When you try and have a political discussion online, this last class of ass-hat is as often as not the kind of moron who steers the debate (and then often into a ditch or cesspool).

So I don't "do" politics online. It's just not fun or interesting for me.

I love my kids, but that doesn't mean I need to post pics of them here so that any assholes who feel like it can use those pics to paunch hateful attacks on me.

That's not far-fetched.

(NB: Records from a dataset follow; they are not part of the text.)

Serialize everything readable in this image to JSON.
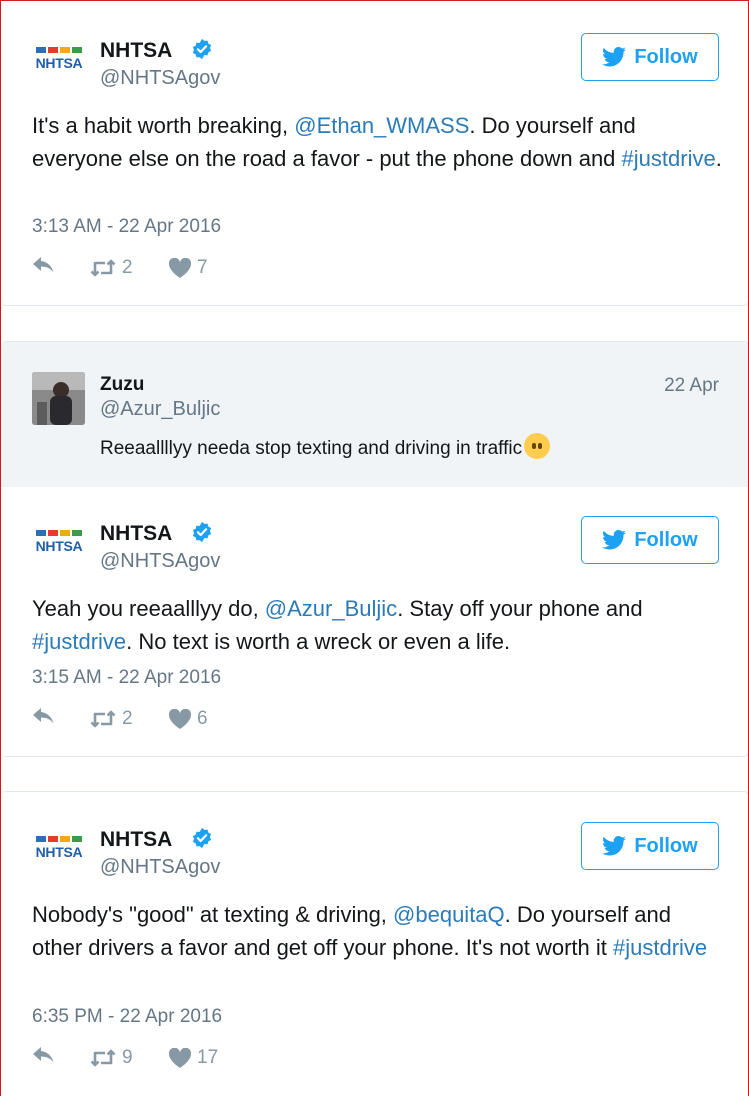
{
  "colors": {
    "brand_blue": "#1da1f2",
    "link": "#2b7bb9",
    "muted": "#657786",
    "verified": "#1da1f2"
  },
  "tweets": [
    {
      "author": {
        "name": "NHTSA",
        "handle": "@NHTSAgov",
        "verified": true,
        "logo_text": "NHTSA"
      },
      "follow_label": "Follow",
      "text_before": "It's a habit worth breaking, ",
      "mention": "@Ethan_WMASS",
      "text_middle": ". Do yourself and everyone else on the road a favor - put the phone down and ",
      "hashtag": "#justdrive",
      "text_after": ".",
      "timestamp": "3:13 AM - 22 Apr 2016",
      "retweets": "2",
      "likes": "7"
    },
    {
      "quoted": {
        "name": "Zuzu",
        "handle": "@Azur_Buljic",
        "date": "22 Apr",
        "text": "Reeaallllyy needa stop texting and driving in traffic"
      },
      "author": {
        "name": "NHTSA",
        "handle": "@NHTSAgov",
        "verified": true,
        "logo_text": "NHTSA"
      },
      "follow_label": "Follow",
      "text_before": "Yeah you reeaalllyy do, ",
      "mention": "@Azur_Buljic",
      "text_middle": ". Stay off your phone and ",
      "hashtag": "#justdrive",
      "text_after": ". No text is worth a wreck or even a life.",
      "timestamp": "3:15 AM - 22 Apr 2016",
      "retweets": "2",
      "likes": "6"
    },
    {
      "author": {
        "name": "NHTSA",
        "handle": "@NHTSAgov",
        "verified": true,
        "logo_text": "NHTSA"
      },
      "follow_label": "Follow",
      "text_before": "Nobody's \"good\" at texting & driving, ",
      "mention": "@bequitaQ",
      "text_middle": ". Do yourself and other drivers a favor and get off your phone. It's not worth it ",
      "hashtag": "#justdrive",
      "text_after": "",
      "timestamp": "6:35 PM - 22 Apr 2016",
      "retweets": "9",
      "likes": "17"
    }
  ]
}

Twice before I was shocked when friends of mine had posts made online or emails sent to discussion groups wherein old innocuous family fun photos had been copied, morphed and then used as vulgar jokes/attacks against them in response to some heated discussion (see above). One time I saw friend get a heartbreakingly evil comment attached to a downloaded copy of a picture of his own mentally challenged young 4-year old in a wheelchair, and I was made suddenly mindful of the fact that there are a lot of truly worthless mean-spirited gutless hate-filled people in the world, and there's no good reason for me to potentially give them a means to cause heartache to me or my family.

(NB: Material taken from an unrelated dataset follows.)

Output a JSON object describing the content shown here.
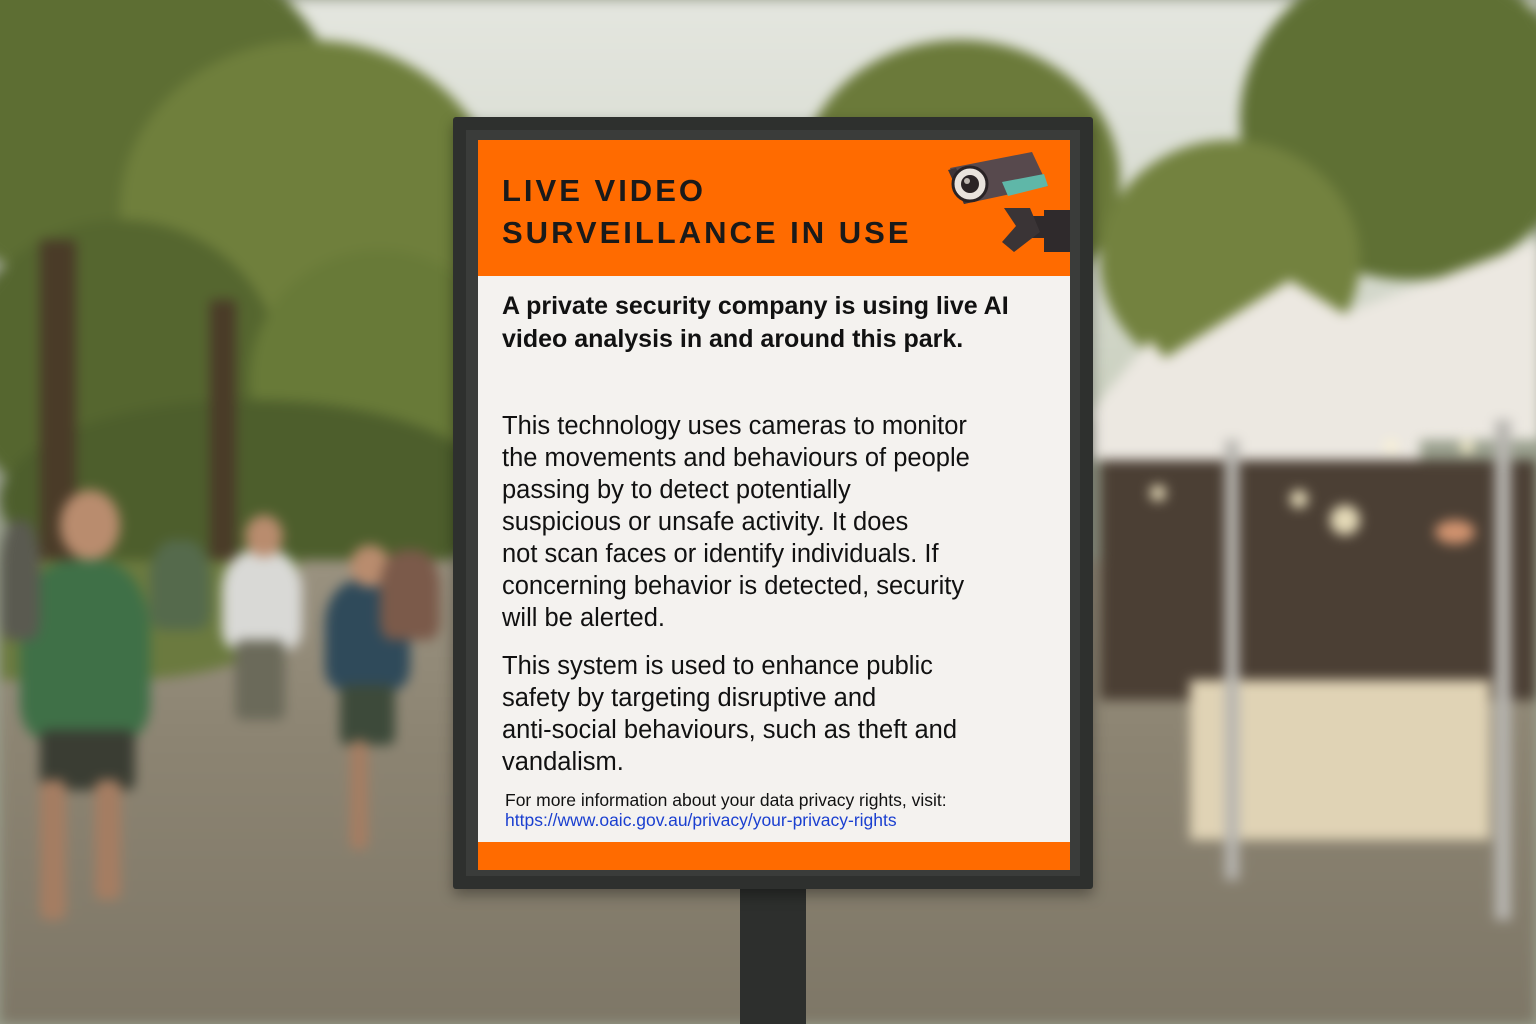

So while I will sometimes talk about my kids, I try as much as possible to not flaunt their names or images hereabouts. Those who have actual *need* for such info usually get it without any difficulty, but the rest of you... well, you might be nice people, but just as I do not leave my house open during the day when I am away or leave my wallet and personal documents on the room of my car when I park at the airport, neither do I offer my kids for your amusement. No offense, but I just don't know or trust you that much.

Clearly, if I knew enough to be in any position to have advice worth giving, I'd then be far too busy to waste time in handing out free advice to slobbering morons like you.

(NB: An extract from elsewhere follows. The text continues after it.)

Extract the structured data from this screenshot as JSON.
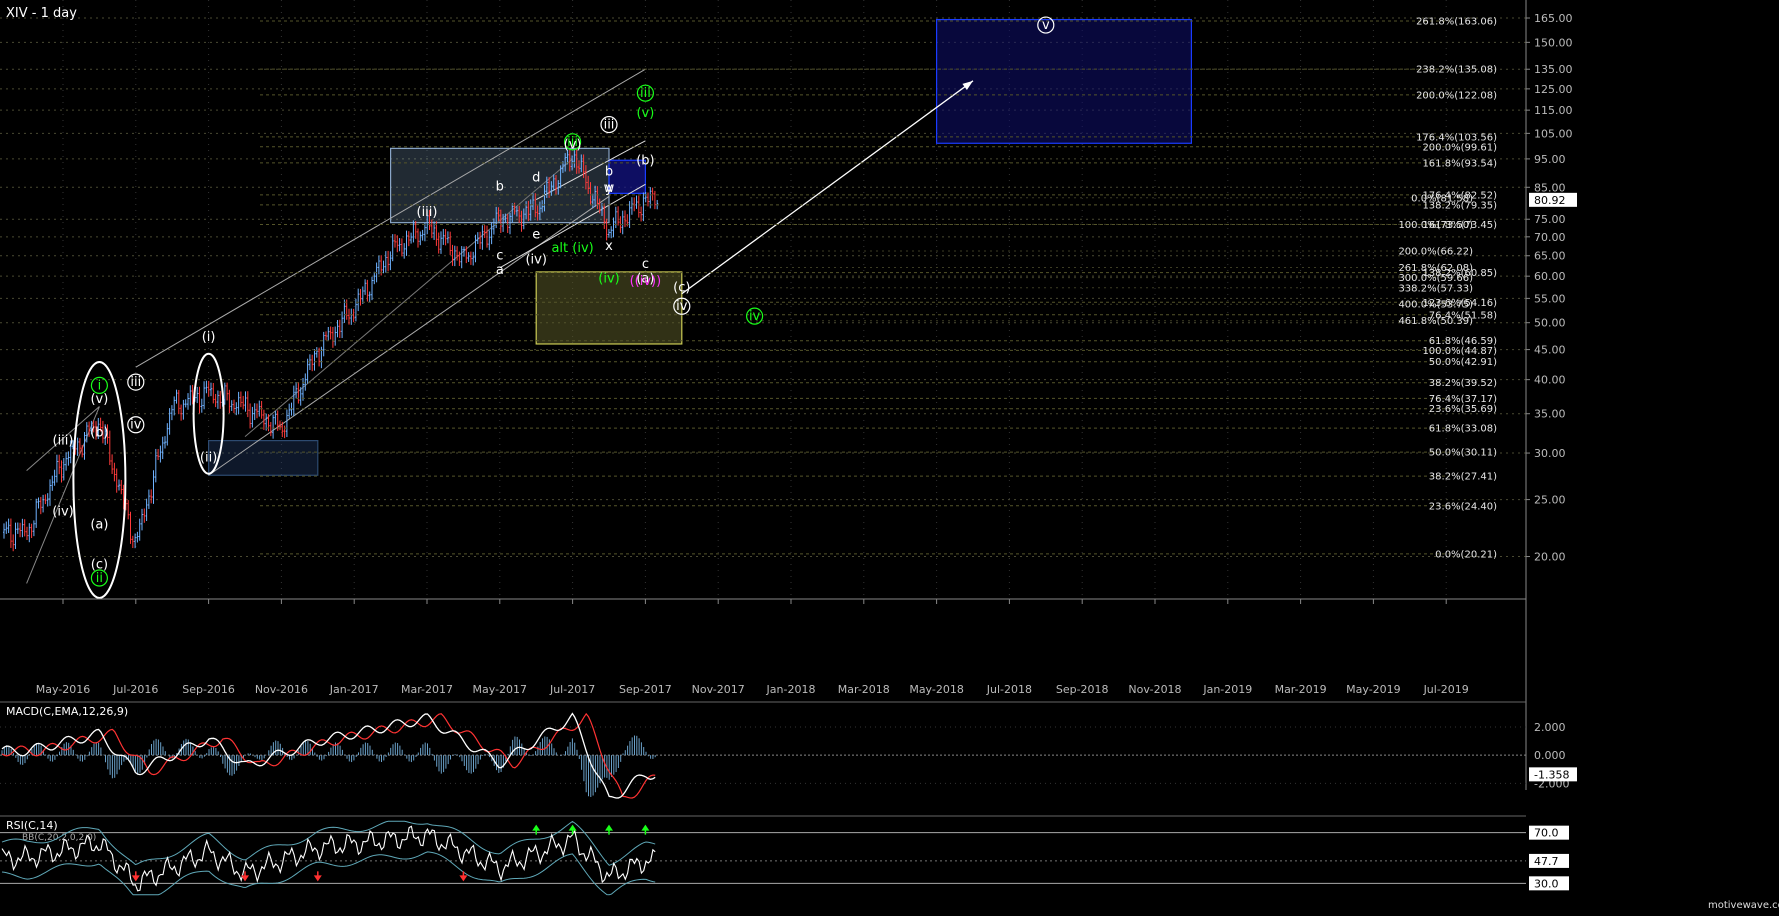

Also, there are already far too many places where you could just as easily go to find whatever advice you think you need. Ultimately, advice is seldom the secret. In my opinion, screenwriting is one of those things you pretty much have to figure out for yourself. Yeah, you can find a few nuggets here and there, and sometimes in discussions with people you can come to discover and understand something new or useful, but if the game were so simple that you could show up, read a blogpost, and then march off to BE A SCREENWRITER, then obviously there'd be no need for screenwriting sites and books and courses and seminars and systems: you'd just learn the five steps and then DO it, like tying your shoes or falling off a log.

I sometimes think I have some idea of what works for me and how and why that might be the case, but I do not think I know enough to lecture loudly or with intent to edumicate, so don;t come snuffling around here hoping to catch scent of The One Great Secret. I don't think it exists, and I'm pretty damned sure that if it does then I ain't got it.

Not that I can't cook -- I just don't like you enough to share.


Now... among those things you WILL find here are:

• mounds of long-winded self-absorbed tales of trivial events played up as epic quests

• rambling stream of semi-consciousness where I use too many words to say too much about something too few care too little about

• pointless and random updates on my own screenwriting projects, offered not because I think anyone cares or that I feel any need to brag, but more so I can take stock of what I am doing (or am supposed to be doing...) and maybe then stay a little better "on-point."

• scads and scads of childish puns and potty humor gussied up so as to have the slightest stink of urbane wit and charm

• misspelled words out the ass (as this is a free site and I see no reason to waste much time in perfecting content which only ten or fifteen people will ever see and which none will ever recollect or remember.

And that's where we stand.